Finalists in 2014, North Korea were expected to prove the most difficult opponent of the group stage, yet a draw with Myanmar and a 3-0 humbling by Iran have altered expectations for both sides. Al-Shehri, who will be without key playmaker Ayman Al-Khulaif today through suspension, is now expected to make several changes to avoid fatigue in what will be the Young Falcons’ third game in five days.
“I have 20 players and trust them all,” Al-Shehri told Arab News. “I am confident we can play a good game against North Korea because we have players hungry and waiting to take their chance. Everybody is ready to play and be involved. Whether we win or lose… all we want is to play games. We need to play more games to improve and the further in the tournament we go, the more games we play, so if we get to the final it’s very good for us regardless. Every single game we play between now and the Tokyo qualifiers is very important for us.”
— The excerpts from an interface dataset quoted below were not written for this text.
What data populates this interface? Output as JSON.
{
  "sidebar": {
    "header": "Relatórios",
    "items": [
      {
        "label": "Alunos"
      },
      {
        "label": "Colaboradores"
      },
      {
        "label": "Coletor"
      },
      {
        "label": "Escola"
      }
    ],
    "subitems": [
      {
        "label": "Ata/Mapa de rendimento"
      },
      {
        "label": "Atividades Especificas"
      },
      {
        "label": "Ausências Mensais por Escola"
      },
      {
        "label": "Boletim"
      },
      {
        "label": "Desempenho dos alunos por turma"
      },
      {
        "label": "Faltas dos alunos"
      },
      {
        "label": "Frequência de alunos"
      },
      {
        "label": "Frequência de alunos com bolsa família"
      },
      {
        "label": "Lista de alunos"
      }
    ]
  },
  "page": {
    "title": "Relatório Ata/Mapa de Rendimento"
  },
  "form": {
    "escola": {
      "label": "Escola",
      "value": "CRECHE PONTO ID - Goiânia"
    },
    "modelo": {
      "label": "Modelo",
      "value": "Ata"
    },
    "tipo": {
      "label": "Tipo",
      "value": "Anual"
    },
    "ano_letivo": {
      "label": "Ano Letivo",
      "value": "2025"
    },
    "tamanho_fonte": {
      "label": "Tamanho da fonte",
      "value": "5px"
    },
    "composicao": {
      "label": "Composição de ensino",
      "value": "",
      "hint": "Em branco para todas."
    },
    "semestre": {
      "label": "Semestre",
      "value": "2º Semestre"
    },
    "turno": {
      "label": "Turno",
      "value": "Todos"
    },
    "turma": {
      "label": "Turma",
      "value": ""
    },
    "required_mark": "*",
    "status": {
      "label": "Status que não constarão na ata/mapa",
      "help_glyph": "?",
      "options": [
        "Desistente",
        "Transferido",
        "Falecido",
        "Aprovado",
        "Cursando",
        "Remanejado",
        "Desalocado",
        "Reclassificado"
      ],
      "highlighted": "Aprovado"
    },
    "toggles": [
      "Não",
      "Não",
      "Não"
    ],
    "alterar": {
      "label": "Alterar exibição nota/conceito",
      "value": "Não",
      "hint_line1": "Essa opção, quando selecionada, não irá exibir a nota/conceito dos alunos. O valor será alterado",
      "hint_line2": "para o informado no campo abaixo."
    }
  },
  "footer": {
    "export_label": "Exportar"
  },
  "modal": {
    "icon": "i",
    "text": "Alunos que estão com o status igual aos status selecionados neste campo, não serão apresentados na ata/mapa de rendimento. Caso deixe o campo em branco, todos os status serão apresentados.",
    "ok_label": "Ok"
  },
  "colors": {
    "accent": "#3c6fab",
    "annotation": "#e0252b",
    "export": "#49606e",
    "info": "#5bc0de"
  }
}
Al-Khulaif, 21, has been instrumental in his side’s results so far, proving a constant outlet on the right of midfield and drawing nine fouls, including two penalties. The Al-Ahli playmaker made his Pro League debut last season, coming on as a 90th minute substitute for Taiser Al-Jassem against Ohod, and will hope this tournament can help him catch the eye of new Al-Ahli boss Pablo Guede.
Forced to sit out today’s match, he is looking to the positives. “I am sad to miss the next game, but I trust fully in my teammates to get a good result and it gives me a chance to rest and, inshallah, prepare better for the knock-out stages.”